  • don't capitalize first letter
  • no dot (.) at the end

Body

Just as in the subject, use the imperative, present tense: "change" not "changed" nor "changes". The body should include the motivation for the change and contrast this with previous behavior.

Footer

The footer should contain any information about Breaking Changes and is also the place to reference GitHub issues that this commit Closes.

Breaking Changes should start with the word BREAKING CHANGE: with a space or two newlines. The rest of the commit message is then used for this.

Examples

`fix(pencil): stop graphite breaking when too much pressure applied`
`feat(pencil): add 'graphiteWidth' option`

Fix #42
perf(pencil): remove graphiteWidth option`

BREAKING CHANGE: The graphiteWidth option has been removed.

The default graphite width of 10mm is always used for performance reasons.

Working with the code

Set up the workspace

Fork the project, clone your fork, configure the remotes and install the dependencies:

# Clone your fork of the repo into the current directory
$ git clone https://github.com/semantic-release/<repo-name>
# Navigate to the newly cloned directory
$ cd <repo-name>
# Assign the original repo to a remote called "upstream"
$ git remote add upstream https://github.com/semantic-release/<repo-name>
# Install the dependencies
$ npm install

Lint

All the semantic-release repositories use XO for linting and Prettier for formatting. Prettier formatting will be automatically verified and fixed by XO.

Before pushing your code changes make sure there are no linting errors with npm run lint.

Tips:

  • Most linting errors can be automatically fixed with npm run lint --fix.
  • Install the XO plugin for your editor to see linting errors directly in your editor and automatically fix them on save.

Tests

Running the integration test requires you to install Docker on your machine.

All the semantic-release repositories use AVA for writing and running tests.

Before pushing your code changes make sure all tests pass and the coverage is 100%:

$ npm run test

Tips: During development you can:

  • run only a subset of test files with ava <glob>, for example ava test/mytestfile.test.js
  • run in watch mode with ava -w to automatically run a test file when you modify it
  • run only the test you are working on by adding .only to the test definition

Commits
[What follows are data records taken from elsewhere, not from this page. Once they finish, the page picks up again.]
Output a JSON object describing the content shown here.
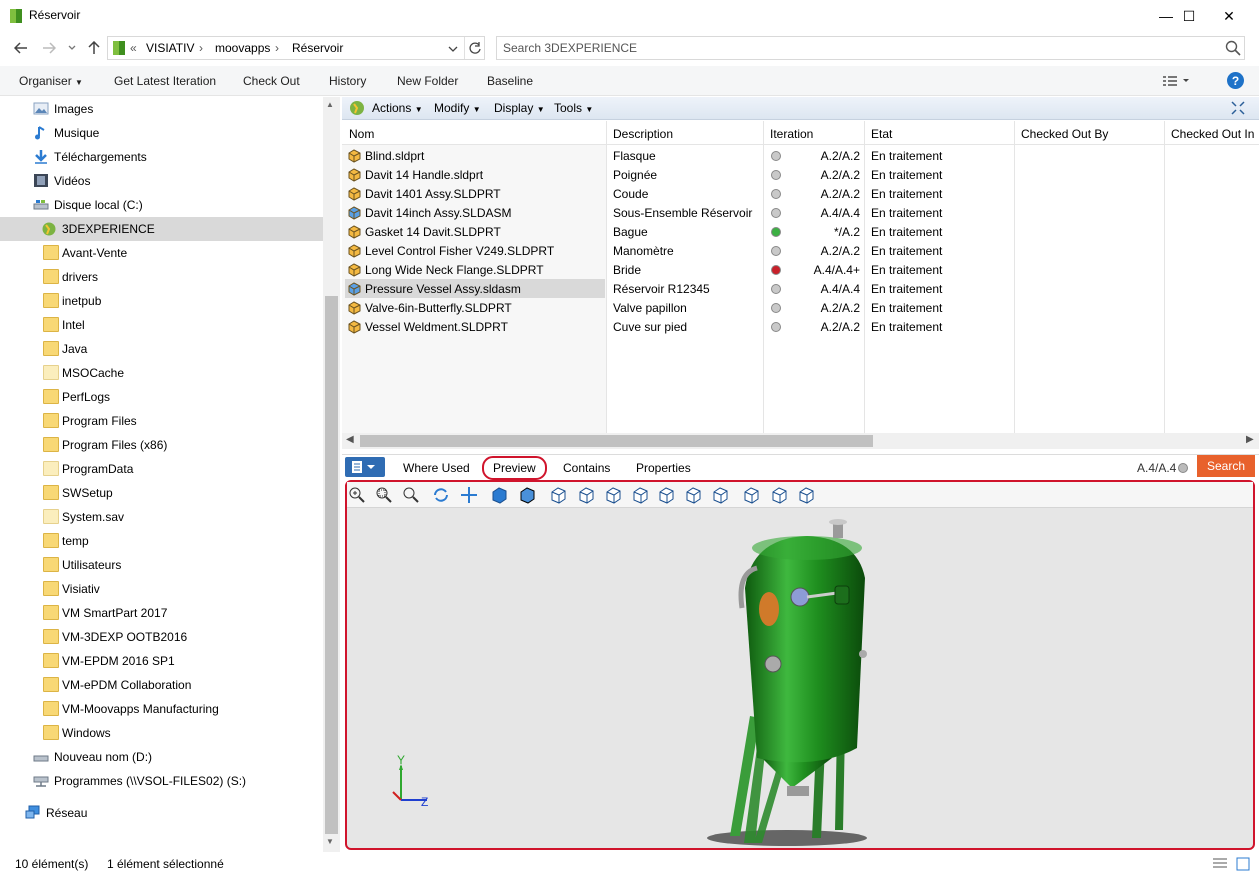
{
  "window": {
    "title": "Réservoir",
    "minimize_glyph": "—",
    "maximize_glyph": "☐",
    "close_glyph": "✕"
  },
  "address": {
    "prefix": "«",
    "crumbs": [
      "VISIATIV",
      "moovapps",
      "Réservoir"
    ],
    "separator": "›",
    "search_placeholder": "Search 3DEXPERIENCE"
  },
  "commandbar": {
    "items": [
      "Organiser",
      "Get Latest Iteration",
      "Check Out",
      "History",
      "New Folder",
      "Baseline"
    ],
    "help": "?"
  },
  "nav": {
    "items": [
      {
        "label": "Images",
        "icon": "images-icon"
      },
      {
        "label": "Musique",
        "icon": "music-icon"
      },
      {
        "label": "Téléchargements",
        "icon": "download-icon"
      },
      {
        "label": "Vidéos",
        "icon": "video-icon"
      },
      {
        "label": "Disque local (C:)",
        "icon": "drive-icon"
      },
      {
        "label": "3DEXPERIENCE",
        "icon": "3dexperience-icon"
      },
      {
        "label": "Avant-Vente",
        "icon": "folder-icon"
      },
      {
        "label": "drivers",
        "icon": "folder-icon"
      },
      {
        "label": "inetpub",
        "icon": "folder-icon"
      },
      {
        "label": "Intel",
        "icon": "folder-icon"
      },
      {
        "label": "Java",
        "icon": "folder-icon"
      },
      {
        "label": "MSOCache",
        "icon": "folder-icon"
      },
      {
        "label": "PerfLogs",
        "icon": "folder-icon"
      },
      {
        "label": "Program Files",
        "icon": "folder-icon"
      },
      {
        "label": "Program Files (x86)",
        "icon": "folder-icon"
      },
      {
        "label": "ProgramData",
        "icon": "folder-icon"
      },
      {
        "label": "SWSetup",
        "icon": "folder-icon"
      },
      {
        "label": "System.sav",
        "icon": "folder-icon"
      },
      {
        "label": "temp",
        "icon": "folder-icon"
      },
      {
        "label": "Utilisateurs",
        "icon": "folder-icon"
      },
      {
        "label": "Visiativ",
        "icon": "folder-icon"
      },
      {
        "label": "VM SmartPart 2017",
        "icon": "folder-icon"
      },
      {
        "label": "VM-3DEXP OOTB2016",
        "icon": "folder-icon"
      },
      {
        "label": "VM-EPDM 2016 SP1",
        "icon": "folder-icon"
      },
      {
        "label": "VM-ePDM Collaboration",
        "icon": "folder-icon"
      },
      {
        "label": "VM-Moovapps Manufacturing",
        "icon": "folder-icon"
      },
      {
        "label": "Windows",
        "icon": "folder-icon"
      },
      {
        "label": "Nouveau nom (D:)",
        "icon": "drive-icon"
      },
      {
        "label": "Programmes (\\\\VSOL-FILES02) (S:)",
        "icon": "network-drive-icon"
      },
      {
        "label": "Réseau",
        "icon": "network-icon"
      }
    ],
    "selected": "3DEXPERIENCE"
  },
  "actionbar": {
    "items": [
      "Actions",
      "Modify",
      "Display",
      "Tools"
    ]
  },
  "list": {
    "columns": [
      "Nom",
      "Description",
      "Iteration",
      "Etat",
      "Checked Out By",
      "Checked Out In"
    ],
    "rows": [
      {
        "name": "Blind.sldprt",
        "description": "Flasque",
        "iteration": "A.2/A.2",
        "state": "En traitement",
        "status": "neutral",
        "type": "part"
      },
      {
        "name": "Davit 14 Handle.sldprt",
        "description": "Poignée",
        "iteration": "A.2/A.2",
        "state": "En traitement",
        "status": "neutral",
        "type": "part"
      },
      {
        "name": "Davit 1401 Assy.SLDPRT",
        "description": "Coude",
        "iteration": "A.2/A.2",
        "state": "En traitement",
        "status": "neutral",
        "type": "part"
      },
      {
        "name": "Davit 14inch Assy.SLDASM",
        "description": "Sous-Ensemble Réservoir",
        "iteration": "A.4/A.4",
        "state": "En traitement",
        "status": "neutral",
        "type": "assembly"
      },
      {
        "name": "Gasket 14 Davit.SLDPRT",
        "description": "Bague",
        "iteration": "*/A.2",
        "state": "En traitement",
        "status": "new",
        "type": "part"
      },
      {
        "name": "Level Control Fisher V249.SLDPRT",
        "description": "Manomètre",
        "iteration": "A.2/A.2",
        "state": "En traitement",
        "status": "neutral",
        "type": "part"
      },
      {
        "name": "Long Wide Neck Flange.SLDPRT",
        "description": "Bride",
        "iteration": "A.4/A.4+",
        "state": "En traitement",
        "status": "outdated",
        "type": "part"
      },
      {
        "name": "Pressure Vessel Assy.sldasm",
        "description": "Réservoir R12345",
        "iteration": "A.4/A.4",
        "state": "En traitement",
        "status": "neutral",
        "type": "assembly"
      },
      {
        "name": "Valve-6in-Butterfly.SLDPRT",
        "description": "Valve papillon",
        "iteration": "A.2/A.2",
        "state": "En traitement",
        "status": "neutral",
        "type": "part"
      },
      {
        "name": "Vessel Weldment.SLDPRT",
        "description": "Cuve sur pied",
        "iteration": "A.2/A.2",
        "state": "En traitement",
        "status": "neutral",
        "type": "part"
      }
    ],
    "selected": "Pressure Vessel Assy.sldasm"
  },
  "tabs": {
    "items": [
      "Where Used",
      "Preview",
      "Contains",
      "Properties"
    ],
    "active": "Preview",
    "iteration_label": "A.4/A.4",
    "search_button": "Search"
  },
  "preview": {
    "axis_y": "Y",
    "axis_z": "Z",
    "tools": [
      "zoom-in-icon",
      "zoom-area-icon",
      "zoom-fit-icon",
      "rotate-icon",
      "pan-icon",
      "shaded-icon",
      "shaded-edges-icon",
      "view-front-icon",
      "view-back-icon",
      "view-left-icon",
      "view-right-icon",
      "view-top-icon",
      "view-bottom-icon",
      "view-iso-icon",
      "measure-icon",
      "select-icon",
      "print-icon"
    ]
  },
  "status": {
    "count": "10 élément(s)",
    "selection": "1 élément sélectionné"
  },
  "colors": {
    "accent": "#e8612c",
    "highlight_border": "#d0142c",
    "vessel_green": "#1f8f1f",
    "selected_bg": "#d9d9d9"
  }
}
All the semantic-release repositories use Commitizen to help you create valid commit messages.

After staging your changes with git add, run npm run cm to start the interactive commit message CLI.